Bank Crises Raise Demand Fears To Fever Pitch, Oil Prices Plummet Again
But some analysts are urging everyone to focus on the long-term better view: File Image/Pixabay
With the talk in financial circles almost exclusively focused on a potential bank crisis in the wake of the failure of Silicon Valley Bank, it was perhaps inevitable that the demand fears of crude traders would rise to a fever pitch on Wednesday – and rise they did, causing oil prices to plunge to their lowest in more than a year.
Brent plummeted $3.76, or 4.9 percent, to $73.69 per barrel, while West Texas Intermediate was down $3.72, or 5.2 percent, at $67.61, breaking through technical levels of $70 and $68 and extending the sell-off.
The fear was stoked when Credit Suisse's largest investor said it could not provide the Swiss bank with more financial assistance, and this sent its shares and other equities sliding; meanwhile, the White House's tepid and vague show of support to SVB clients only exacerbated an already perilously unsteady market.
Ed Moya, senior market analyst, Oanda
Longer-term views....still support having energy in your portfolios
Robert Yawger, director of energy futures at Mizuho, said, "It doesn't matter what your risk asset is: at this point people are pulling the plug across different instruments here."
Adding insult to injury, U.S. crude stockpiles rose by 1.6 million barrels last week, more than the expected rise of 1.2 million barrels.

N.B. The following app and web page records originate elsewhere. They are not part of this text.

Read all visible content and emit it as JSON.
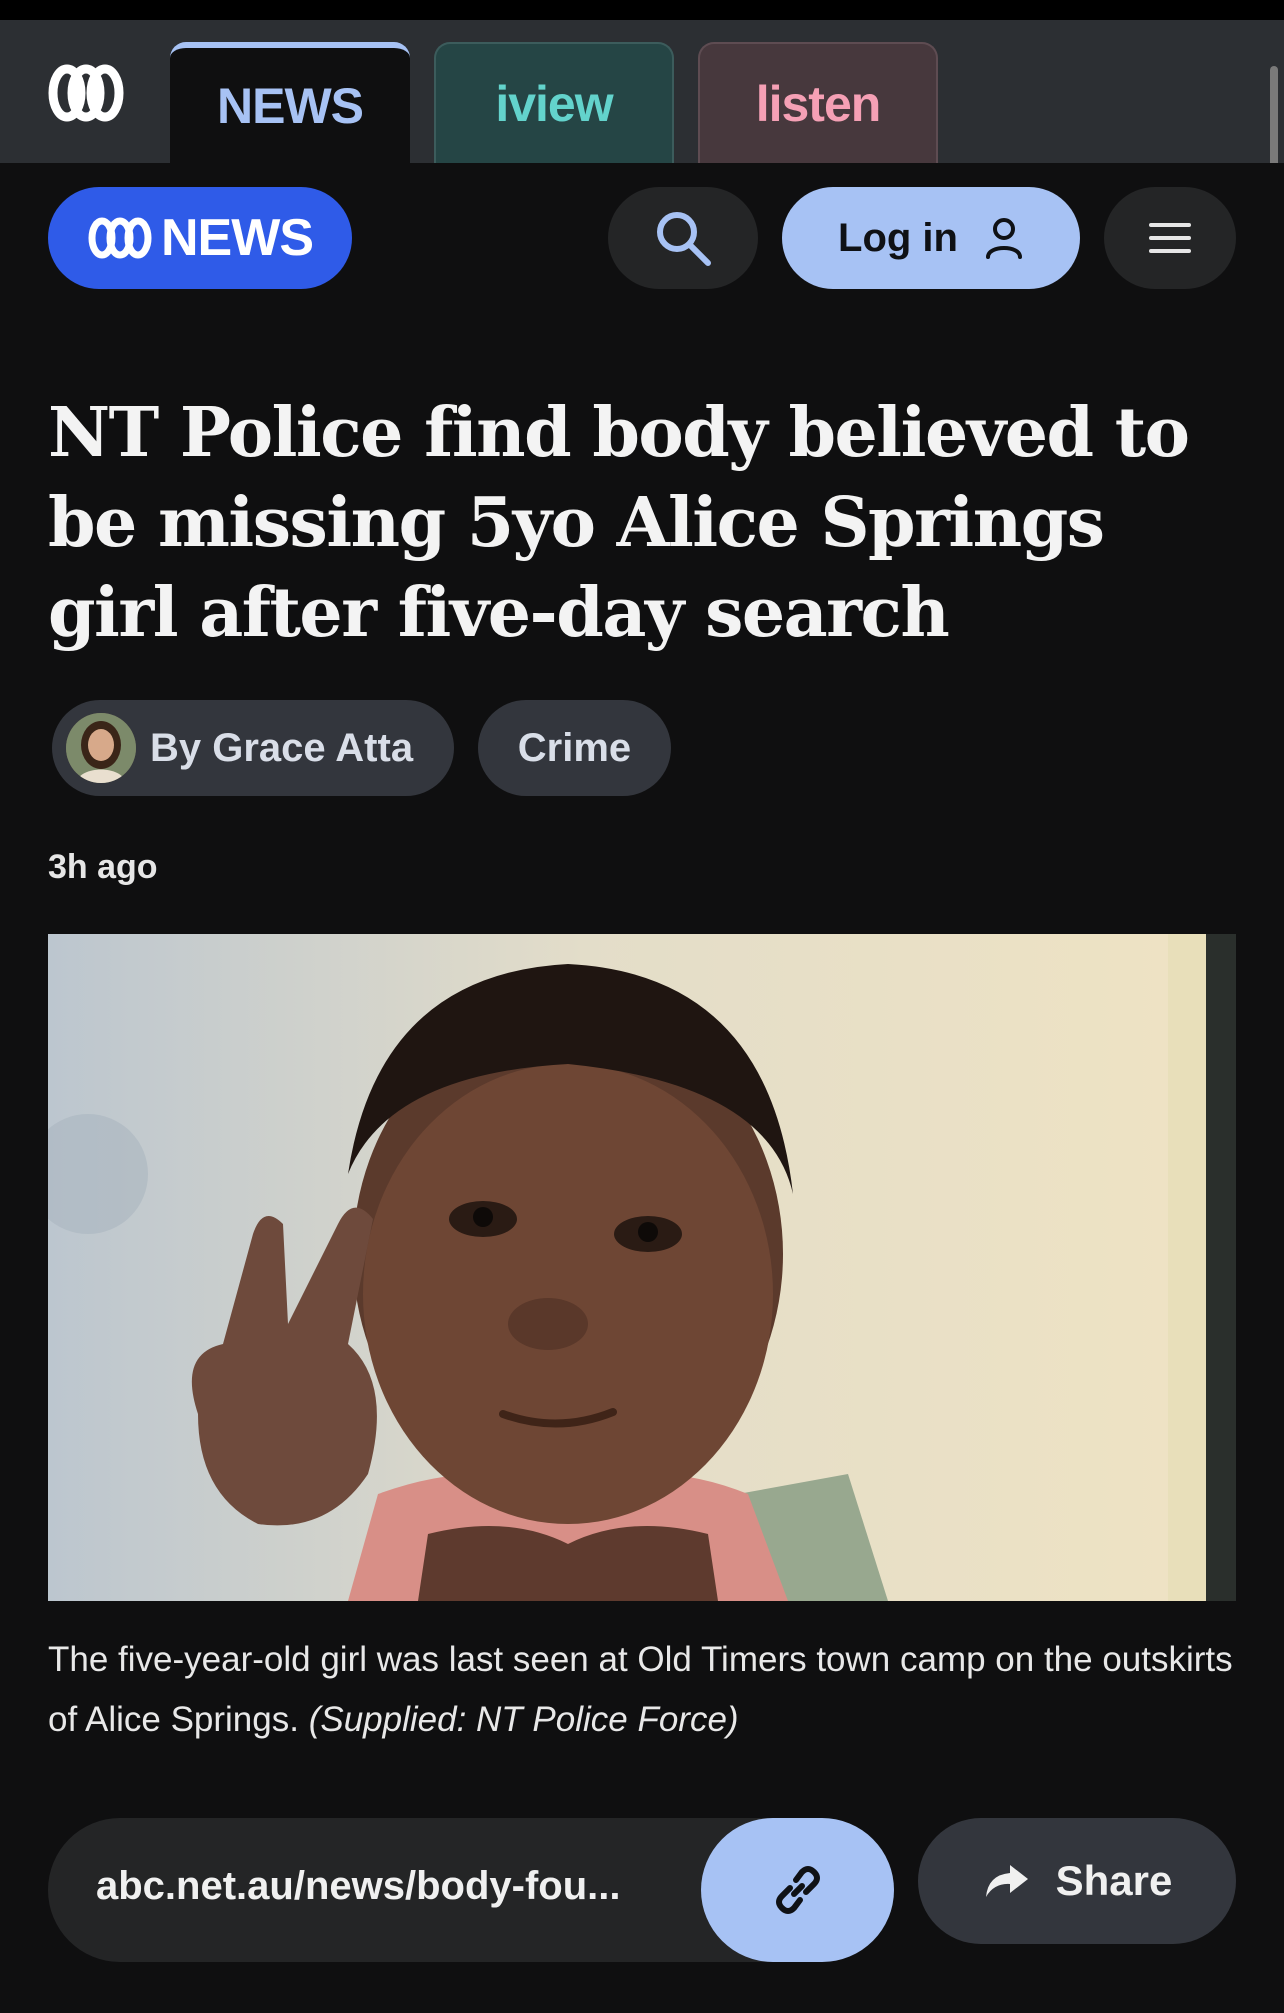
{
  "tabs": {
    "news_label": "NEWS",
    "iview_label": "iview",
    "listen_label": "listen"
  },
  "header": {
    "brand_label": "NEWS",
    "login_label": "Log in"
  },
  "article": {
    "headline": "NT Police find body believed to be missing 5yo Alice Springs girl after five-day search",
    "byline": "By Grace Atta",
    "tag": "Crime",
    "timestamp": "3h ago",
    "caption": "The five-year-old girl was last seen at Old Timers town camp on the outskirts of Alice Springs.",
    "credit": "(Supplied: NT Police Force)"
  },
  "share": {
    "url": "abc.net.au/news/body-fou...",
    "share_label": "Share"
  },
  "icons": {
    "logo": "abc-logo-icon",
    "search": "search-icon",
    "user": "user-icon",
    "menu": "hamburger-menu-icon",
    "link": "link-icon",
    "share": "share-arrow-icon"
  },
  "colors": {
    "background": "#0f0f10",
    "news_accent": "#a7c2f4",
    "brand_blue": "#2f5be8",
    "iview_teal": "#63d3cc",
    "listen_pink": "#f5a0b5"
  }
}
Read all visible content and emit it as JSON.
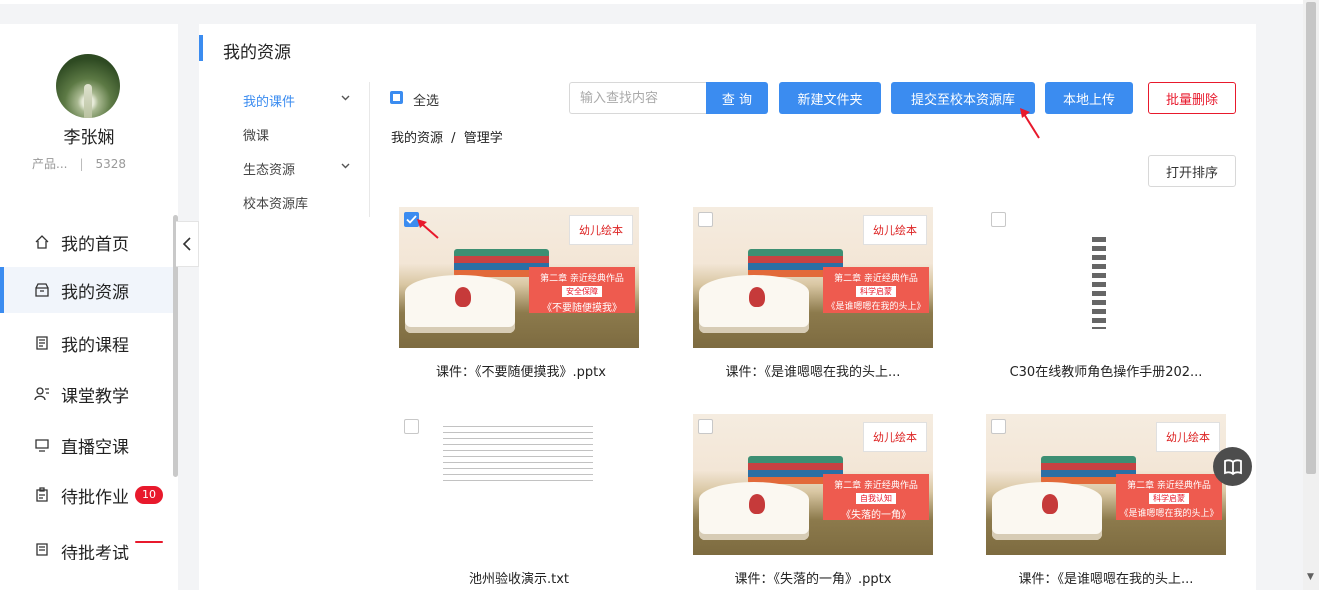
{
  "user": {
    "name": "李张娴",
    "org": "产品...",
    "id_number": "5328"
  },
  "nav": [
    {
      "label": "我的首页",
      "icon": "home-icon",
      "active": false
    },
    {
      "label": "我的资源",
      "icon": "resource-box-icon",
      "active": true
    },
    {
      "label": "我的课程",
      "icon": "course-doc-icon",
      "active": false
    },
    {
      "label": "课堂教学",
      "icon": "teacher-icon",
      "active": false
    },
    {
      "label": "直播空课",
      "icon": "monitor-icon",
      "active": false
    },
    {
      "label": "待批作业",
      "icon": "homework-icon",
      "active": false,
      "badge": "10"
    },
    {
      "label": "待批考试",
      "icon": "exam-icon",
      "active": false,
      "badge": ""
    }
  ],
  "page_title": "我的资源",
  "subnav": [
    {
      "label": "我的课件",
      "active": true,
      "has_chevron": true
    },
    {
      "label": "微课",
      "active": false,
      "has_chevron": false
    },
    {
      "label": "生态资源",
      "active": false,
      "has_chevron": true
    },
    {
      "label": "校本资源库",
      "active": false,
      "has_chevron": false
    }
  ],
  "toolbar": {
    "select_all": "全选",
    "search_placeholder": "输入查找内容",
    "search_button": "查 询",
    "new_folder": "新建文件夹",
    "submit_school": "提交至校本资源库",
    "local_upload": "本地上传",
    "batch_delete": "批量删除",
    "open_sort": "打开排序"
  },
  "breadcrumb": {
    "root": "我的资源",
    "separator": "/",
    "current": "管理学"
  },
  "cards": [
    {
      "caption": "课件：《不要随便摸我》.pptx",
      "kind": "ppt",
      "checked": true,
      "chapter": "第二章  亲近经典作品",
      "tag": "安全保障",
      "book_title": "《不要随便摸我》"
    },
    {
      "caption": "课件：《是谁嗯嗯在我的头上...",
      "kind": "ppt",
      "checked": false,
      "chapter": "第二章  亲近经典作品",
      "tag": "科学启蒙",
      "book_title": "《是谁嗯嗯在我的头上》"
    },
    {
      "caption": "C30在线教师角色操作手册202...",
      "kind": "vertical-doc",
      "checked": false
    },
    {
      "caption": "池州验收演示.txt",
      "kind": "text-doc",
      "checked": false
    },
    {
      "caption": "课件：《失落的一角》.pptx",
      "kind": "ppt",
      "checked": false,
      "chapter": "第二章  亲近经典作品",
      "tag": "自我认知",
      "book_title": "《失落的一角》"
    },
    {
      "caption": "课件：《是谁嗯嗯在我的头上...",
      "kind": "ppt",
      "checked": false,
      "chapter": "第二章  亲近经典作品",
      "tag": "科学启蒙",
      "book_title": "《是谁嗯嗯在我的头上》"
    }
  ],
  "thumb_logo": "幼儿绘本",
  "colors": {
    "primary": "#3b8cf0",
    "danger": "#e8192c",
    "annotation_arrow": "#e8192c"
  }
}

Still, pockets of optimism continued to glow is some areas of the market: the International Energy Agency was said to have limited Wednesday's losses by flagging an expected boost to oil demand from China, in the wake of the Organization of the Petroleum Exporting Countries (OPEC) calculating that oil demand in that country will increase by 2.32 million barrels per day (bpd), or 2.3 percent, in 2023.
Also, Stacey Morris, head of VettaFi, said while oil prices would remain weak in the short term, it would be a buying opportunity for investors who have an eye on the long term.
Ed Moya, senior market analyst at Oanda, offered much-needed sober analysis by stating, "The oil market is going to be stuck in a surplus for most of the first half of the year, but that should change as long as we don't see a major policy mistake by the Fed that triggers a severe recession.
"Now near the mid-$60s, WTI crude's plunge is at the mercy of how much worse the macro picture gets."
Moya added, "Longer-term views however still support having energy in your portfolios as a lot of the oil giants have robust balance sheets that support continued buybacks and dividends."